6:05 am, October 10th, 2020 - 301 comments
Categories: greens, poverty - Tags: farming for the future, GMI, green energy, Guaranteed Minimum Income, Poverty Action Plan, thriving oceans, wealth tax
That’s straight forwards and sensible. There are some issues to be ironed out, but this is the only thing I am seeing from parties in parliament that attempts to resolve poverty in New Zealand rather than tinkering around the edges while holding the causes in place. The Greens have made addressing income inequality one of their top three priorities*.
There’s still this idea that New Zealand is full of millionaires off the back of the property boom, who are income poor and will be hard hit by the wealth tax. The Greens say their policy would affect 6% of New Zealanders. Here’s where they got the data from,
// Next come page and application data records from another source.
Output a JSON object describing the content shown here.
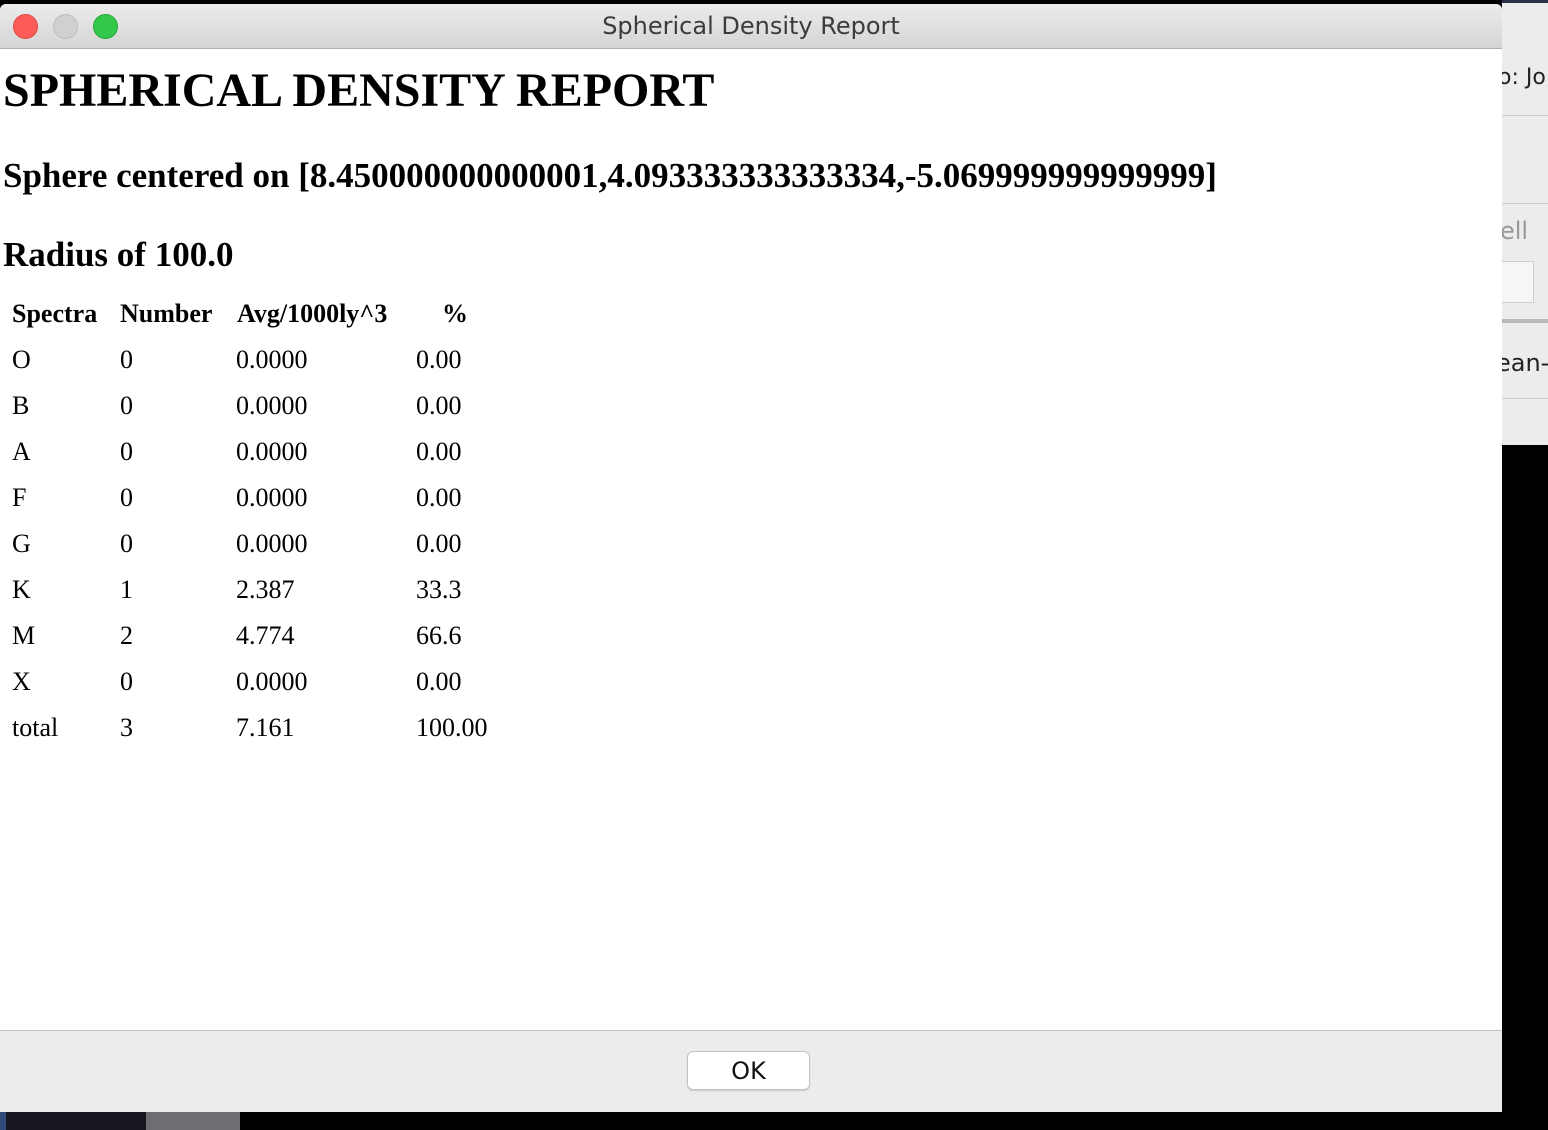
{
  "window": {
    "title": "Spherical Density Report"
  },
  "report": {
    "heading": "SPHERICAL DENSITY REPORT",
    "center_text": "Sphere centered on [8.450000000000001,4.093333333333334,-5.069999999999999]",
    "radius_text": "Radius of 100.0"
  },
  "table": {
    "headers": {
      "spectra": "Spectra",
      "number": "Number",
      "avg": "Avg/1000ly^3",
      "percent": "%"
    },
    "rows": [
      {
        "spectra": "O",
        "number": "0",
        "avg": "0.0000",
        "percent": "0.00"
      },
      {
        "spectra": "B",
        "number": "0",
        "avg": "0.0000",
        "percent": "0.00"
      },
      {
        "spectra": "A",
        "number": "0",
        "avg": "0.0000",
        "percent": "0.00"
      },
      {
        "spectra": "F",
        "number": "0",
        "avg": "0.0000",
        "percent": "0.00"
      },
      {
        "spectra": "G",
        "number": "0",
        "avg": "0.0000",
        "percent": "0.00"
      },
      {
        "spectra": "K",
        "number": "1",
        "avg": "2.387",
        "percent": "33.3"
      },
      {
        "spectra": "M",
        "number": "2",
        "avg": "4.774",
        "percent": "66.6"
      },
      {
        "spectra": "X",
        "number": "0",
        "avg": "0.0000",
        "percent": "0.00"
      },
      {
        "spectra": "total",
        "number": "3",
        "avg": "7.161",
        "percent": "100.00"
      }
    ]
  },
  "footer": {
    "ok_label": "OK"
  },
  "background_app": {
    "fragments": [
      "o:  Jo",
      "ell",
      "ean-c"
    ]
  },
  "colors": {
    "close": "#fc5b57",
    "minimize": "#d0d0d0",
    "zoom": "#34c84a"
  }
}
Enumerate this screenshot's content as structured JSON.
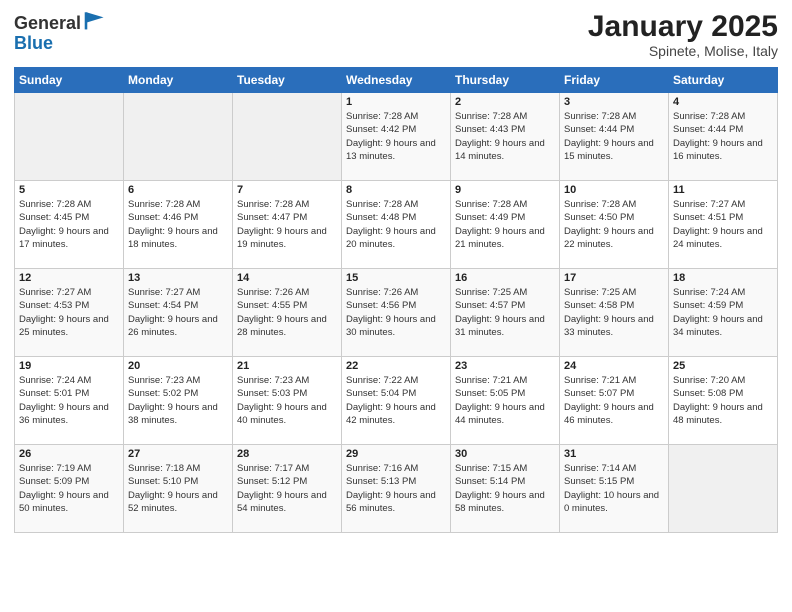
{
  "header": {
    "logo_general": "General",
    "logo_blue": "Blue",
    "title": "January 2025",
    "subtitle": "Spinete, Molise, Italy"
  },
  "calendar": {
    "days_of_week": [
      "Sunday",
      "Monday",
      "Tuesday",
      "Wednesday",
      "Thursday",
      "Friday",
      "Saturday"
    ],
    "weeks": [
      [
        {
          "day": "",
          "info": ""
        },
        {
          "day": "",
          "info": ""
        },
        {
          "day": "",
          "info": ""
        },
        {
          "day": "1",
          "info": "Sunrise: 7:28 AM\nSunset: 4:42 PM\nDaylight: 9 hours and 13 minutes."
        },
        {
          "day": "2",
          "info": "Sunrise: 7:28 AM\nSunset: 4:43 PM\nDaylight: 9 hours and 14 minutes."
        },
        {
          "day": "3",
          "info": "Sunrise: 7:28 AM\nSunset: 4:44 PM\nDaylight: 9 hours and 15 minutes."
        },
        {
          "day": "4",
          "info": "Sunrise: 7:28 AM\nSunset: 4:44 PM\nDaylight: 9 hours and 16 minutes."
        }
      ],
      [
        {
          "day": "5",
          "info": "Sunrise: 7:28 AM\nSunset: 4:45 PM\nDaylight: 9 hours and 17 minutes."
        },
        {
          "day": "6",
          "info": "Sunrise: 7:28 AM\nSunset: 4:46 PM\nDaylight: 9 hours and 18 minutes."
        },
        {
          "day": "7",
          "info": "Sunrise: 7:28 AM\nSunset: 4:47 PM\nDaylight: 9 hours and 19 minutes."
        },
        {
          "day": "8",
          "info": "Sunrise: 7:28 AM\nSunset: 4:48 PM\nDaylight: 9 hours and 20 minutes."
        },
        {
          "day": "9",
          "info": "Sunrise: 7:28 AM\nSunset: 4:49 PM\nDaylight: 9 hours and 21 minutes."
        },
        {
          "day": "10",
          "info": "Sunrise: 7:28 AM\nSunset: 4:50 PM\nDaylight: 9 hours and 22 minutes."
        },
        {
          "day": "11",
          "info": "Sunrise: 7:27 AM\nSunset: 4:51 PM\nDaylight: 9 hours and 24 minutes."
        }
      ],
      [
        {
          "day": "12",
          "info": "Sunrise: 7:27 AM\nSunset: 4:53 PM\nDaylight: 9 hours and 25 minutes."
        },
        {
          "day": "13",
          "info": "Sunrise: 7:27 AM\nSunset: 4:54 PM\nDaylight: 9 hours and 26 minutes."
        },
        {
          "day": "14",
          "info": "Sunrise: 7:26 AM\nSunset: 4:55 PM\nDaylight: 9 hours and 28 minutes."
        },
        {
          "day": "15",
          "info": "Sunrise: 7:26 AM\nSunset: 4:56 PM\nDaylight: 9 hours and 30 minutes."
        },
        {
          "day": "16",
          "info": "Sunrise: 7:25 AM\nSunset: 4:57 PM\nDaylight: 9 hours and 31 minutes."
        },
        {
          "day": "17",
          "info": "Sunrise: 7:25 AM\nSunset: 4:58 PM\nDaylight: 9 hours and 33 minutes."
        },
        {
          "day": "18",
          "info": "Sunrise: 7:24 AM\nSunset: 4:59 PM\nDaylight: 9 hours and 34 minutes."
        }
      ],
      [
        {
          "day": "19",
          "info": "Sunrise: 7:24 AM\nSunset: 5:01 PM\nDaylight: 9 hours and 36 minutes."
        },
        {
          "day": "20",
          "info": "Sunrise: 7:23 AM\nSunset: 5:02 PM\nDaylight: 9 hours and 38 minutes."
        },
        {
          "day": "21",
          "info": "Sunrise: 7:23 AM\nSunset: 5:03 PM\nDaylight: 9 hours and 40 minutes."
        },
        {
          "day": "22",
          "info": "Sunrise: 7:22 AM\nSunset: 5:04 PM\nDaylight: 9 hours and 42 minutes."
        },
        {
          "day": "23",
          "info": "Sunrise: 7:21 AM\nSunset: 5:05 PM\nDaylight: 9 hours and 44 minutes."
        },
        {
          "day": "24",
          "info": "Sunrise: 7:21 AM\nSunset: 5:07 PM\nDaylight: 9 hours and 46 minutes."
        },
        {
          "day": "25",
          "info": "Sunrise: 7:20 AM\nSunset: 5:08 PM\nDaylight: 9 hours and 48 minutes."
        }
      ],
      [
        {
          "day": "26",
          "info": "Sunrise: 7:19 AM\nSunset: 5:09 PM\nDaylight: 9 hours and 50 minutes."
        },
        {
          "day": "27",
          "info": "Sunrise: 7:18 AM\nSunset: 5:10 PM\nDaylight: 9 hours and 52 minutes."
        },
        {
          "day": "28",
          "info": "Sunrise: 7:17 AM\nSunset: 5:12 PM\nDaylight: 9 hours and 54 minutes."
        },
        {
          "day": "29",
          "info": "Sunrise: 7:16 AM\nSunset: 5:13 PM\nDaylight: 9 hours and 56 minutes."
        },
        {
          "day": "30",
          "info": "Sunrise: 7:15 AM\nSunset: 5:14 PM\nDaylight: 9 hours and 58 minutes."
        },
        {
          "day": "31",
          "info": "Sunrise: 7:14 AM\nSunset: 5:15 PM\nDaylight: 10 hours and 0 minutes."
        },
        {
          "day": "",
          "info": ""
        }
      ]
    ]
  }
}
The model for the net wealth tax is based on a combination of data from Stats NZ’s Household Economic Survey and the Reserve Bank’s Household balance sheet. Stats NZ’s data allows for a breakdown of assets, liabilities,and net wealth by various demographic indicators, however it tends to under-report the total value of net wealth in Aotearoa. The Reserve Bank’s data is an aggregate, so does not allow a breakdown but gives a more accurate overall figure of net wealth.
Shaw pointed out earlier this week that the assets of the wealthiest New Zealanders have been increasing, whereas wage earners are worse off. I found this from Stats NZ,
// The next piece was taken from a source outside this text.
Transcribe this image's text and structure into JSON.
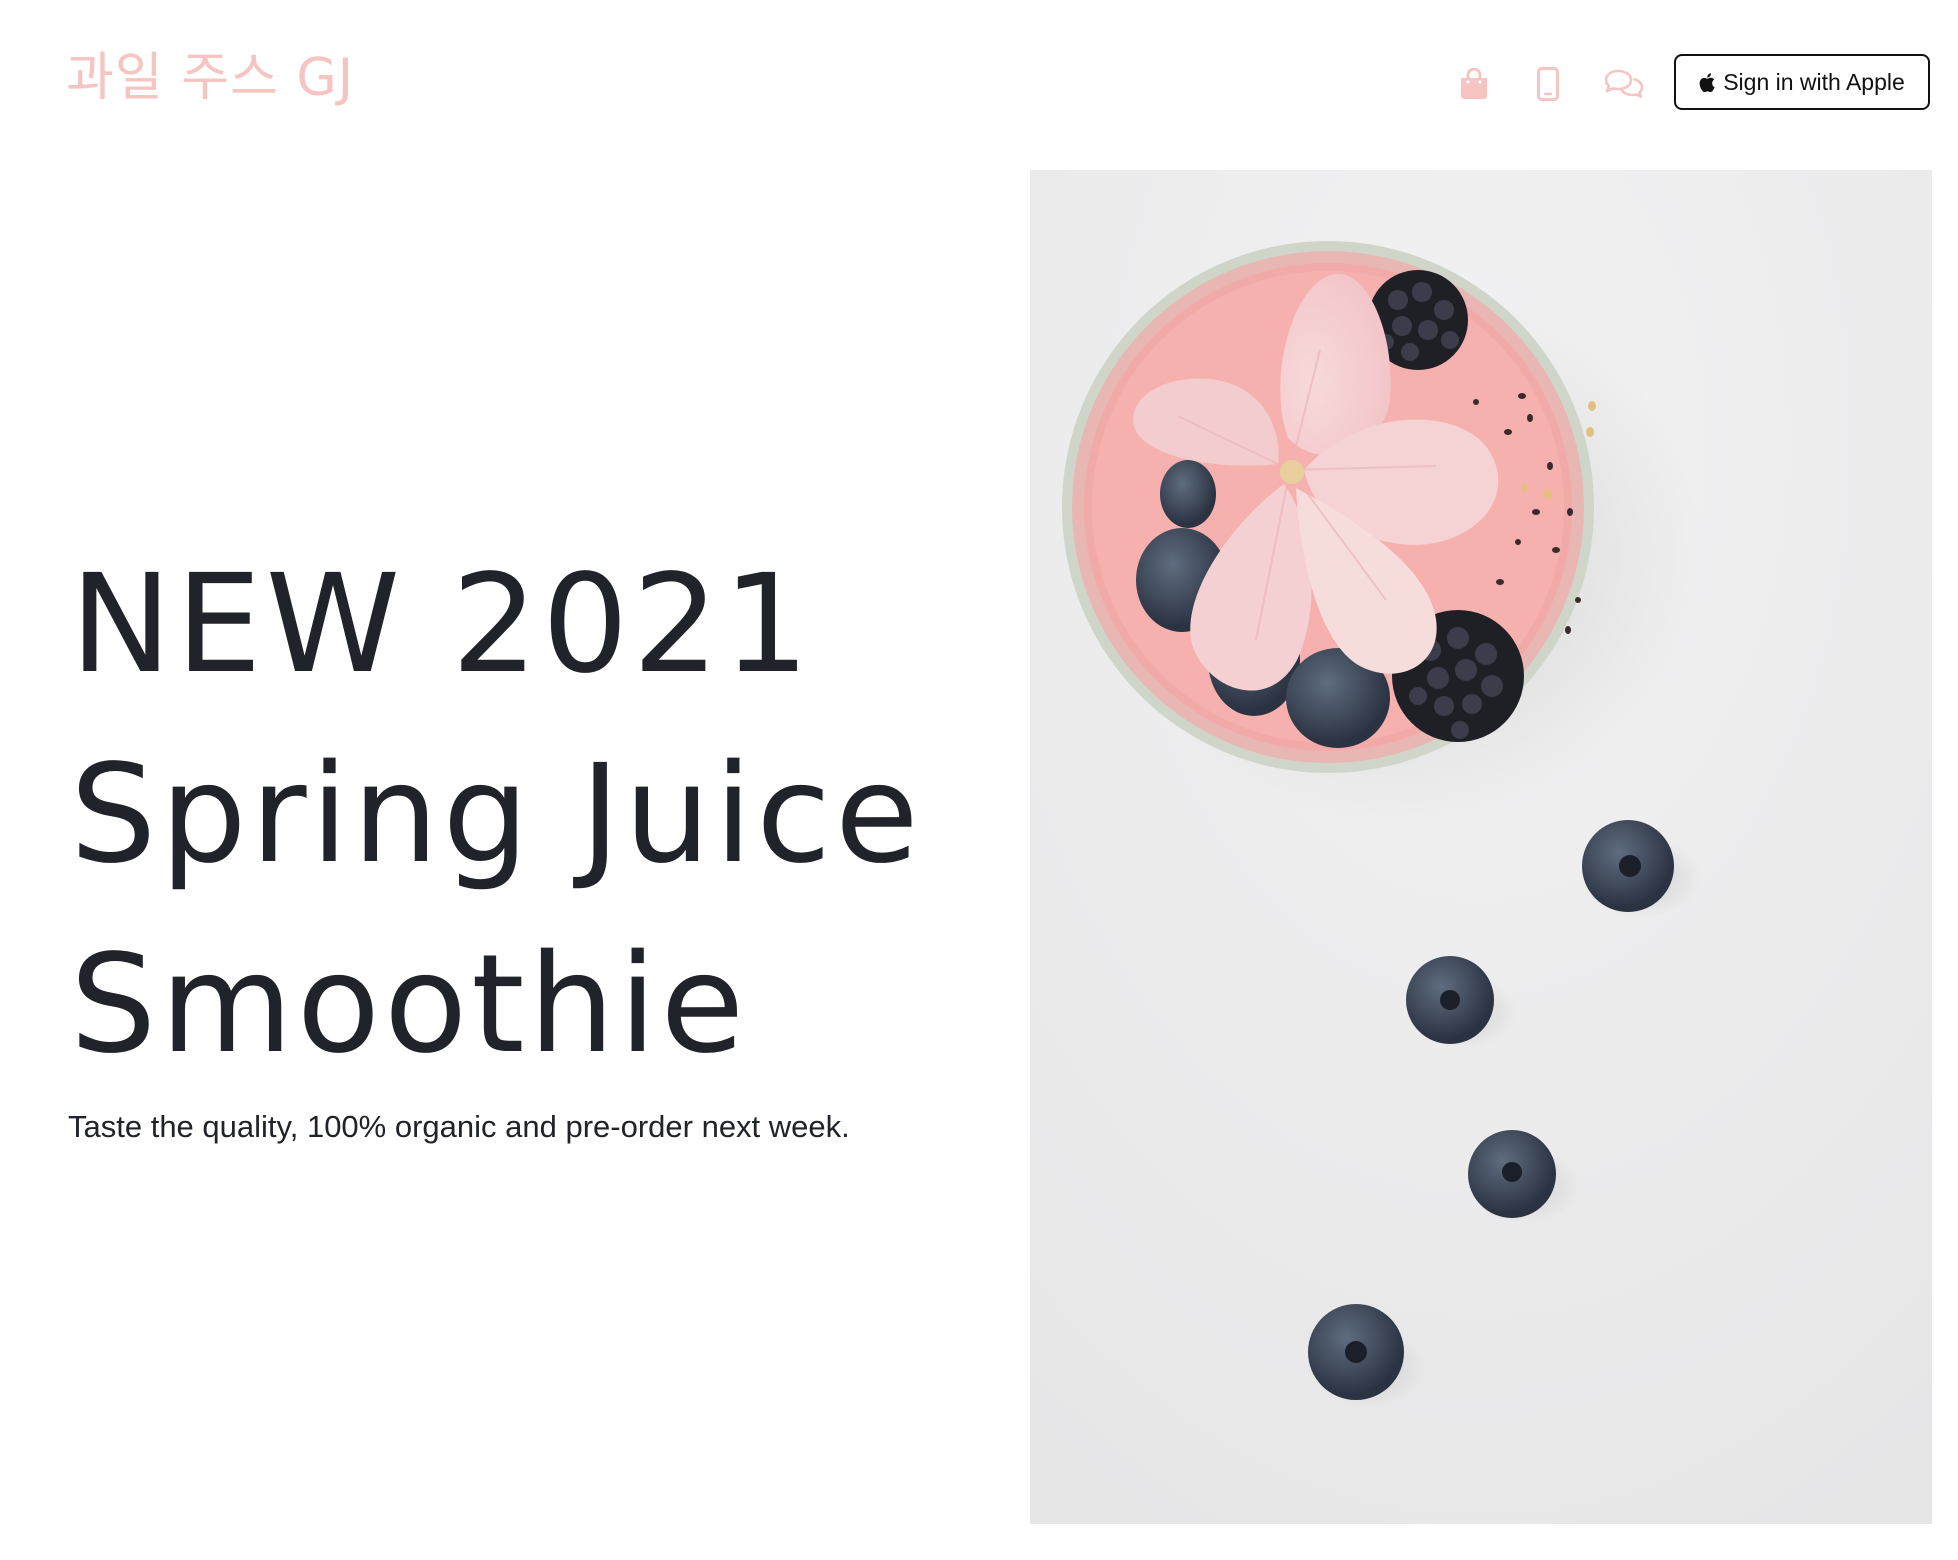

The net worth of the richest 20 percent of New Zealand households has risen $394,000 since 2015, to reach a median of $1.75 million, Stats NZ said today.
Over the same period, from the year ended June 2015 to the June 2018 year, the net worth of the bottom 40 percent has not increased.
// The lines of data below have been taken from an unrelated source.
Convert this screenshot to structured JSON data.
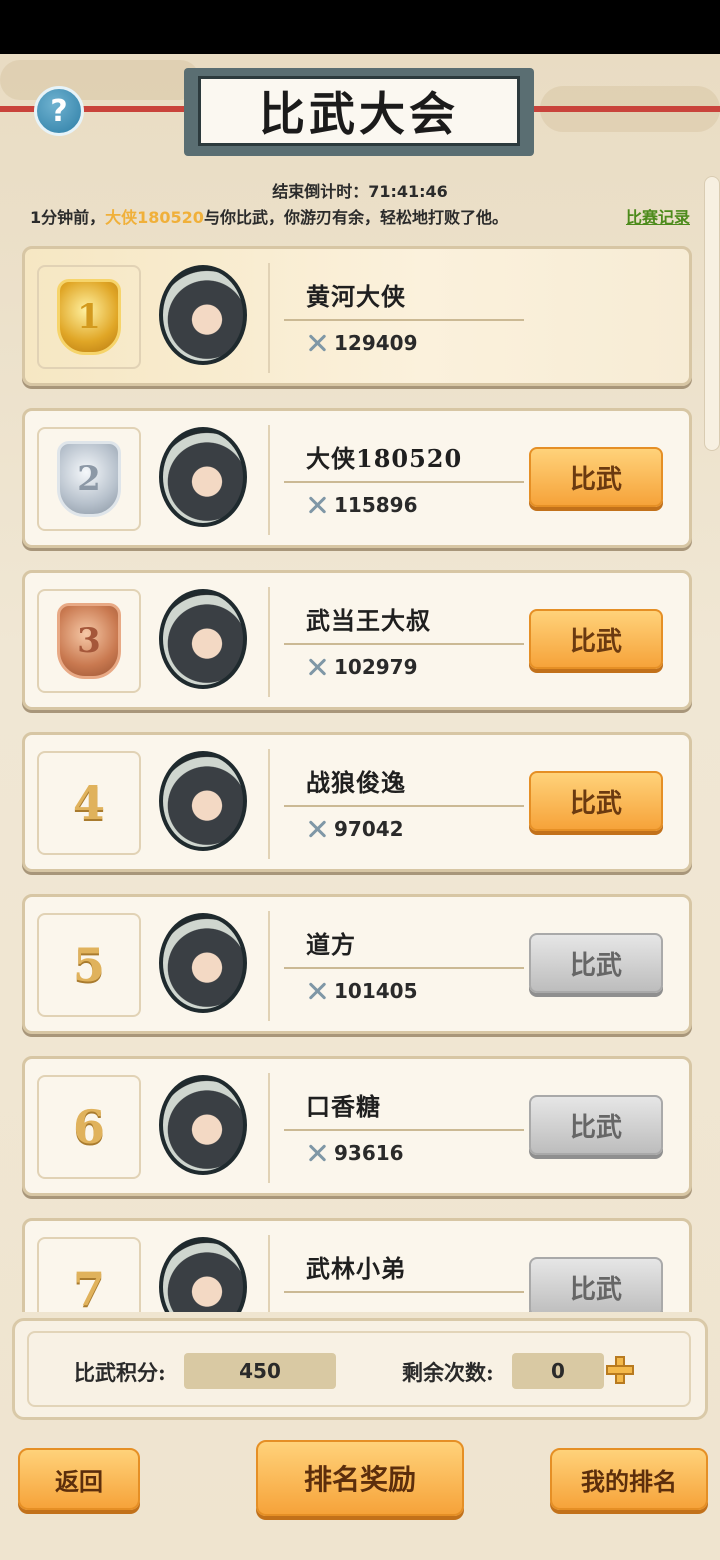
{
  "header": {
    "title": "比武大会",
    "help_label": "?"
  },
  "countdown": {
    "label": "结束倒计时：",
    "value": "71:41:46"
  },
  "message": {
    "prefix": "1分钟前，",
    "player": "大侠180520",
    "text": "与你比武，你游刃有余，轻松地打败了他。",
    "link": "比赛记录"
  },
  "rankings": [
    {
      "rank": "1",
      "name": "黄河大侠",
      "power": "129409",
      "button": "",
      "enabled": false,
      "medal": "gold"
    },
    {
      "rank": "2",
      "name": "大侠180520",
      "power": "115896",
      "button": "比武",
      "enabled": true,
      "medal": "silver"
    },
    {
      "rank": "3",
      "name": "武当王大叔",
      "power": "102979",
      "button": "比武",
      "enabled": true,
      "medal": "bronze"
    },
    {
      "rank": "4",
      "name": "战狼俊逸",
      "power": "97042",
      "button": "比武",
      "enabled": true,
      "medal": ""
    },
    {
      "rank": "5",
      "name": "道方",
      "power": "101405",
      "button": "比武",
      "enabled": false,
      "medal": ""
    },
    {
      "rank": "6",
      "name": "口香糖",
      "power": "93616",
      "button": "比武",
      "enabled": false,
      "medal": ""
    },
    {
      "rank": "7",
      "name": "武林小弟",
      "power": "",
      "button": "比武",
      "enabled": false,
      "medal": ""
    }
  ],
  "score": {
    "points_label": "比武积分:",
    "points_value": "450",
    "remaining_label": "剩余次数:",
    "remaining_value": "0"
  },
  "footer": {
    "back": "返回",
    "rewards": "排名奖励",
    "my_rank": "我的排名"
  },
  "colors": {
    "accent": "#f6a33a",
    "highlight": "#f0b03a",
    "link": "#4d8b1c",
    "disabled": "#bdbdbd"
  }
}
For most households, the amount of property debt for each dollar of property asset held remained stable or reduced over the three years to June 2018. However, for households in the lowest 20 percent of the net worth distribution, the debt per dollar of asset, specifically for the home they live in, increased from $1.10 of debt to $1.75.
“While the amount of debt a household holds is important, for wealth, it’s the size of the debt in relation to the size of the assets that determines a household’s net worth. Households with the lowest net worth now have more debt per dollar of asset in the house they live in than three years ago,” Mr Attewell said.
*For people wanting an environmental Green Party, the other two priorities are climate action and halting the biodiversity crisis, and these can be seen in a range of policies including Farming for the Future, Thriving Oceans, and the Clean Energy Plan.
As always, poverty is seen as a barrier to climate action, and the environmental care is integrated into economic as well as social policy. The full policy platform: Our Green Vision for Aotearoa.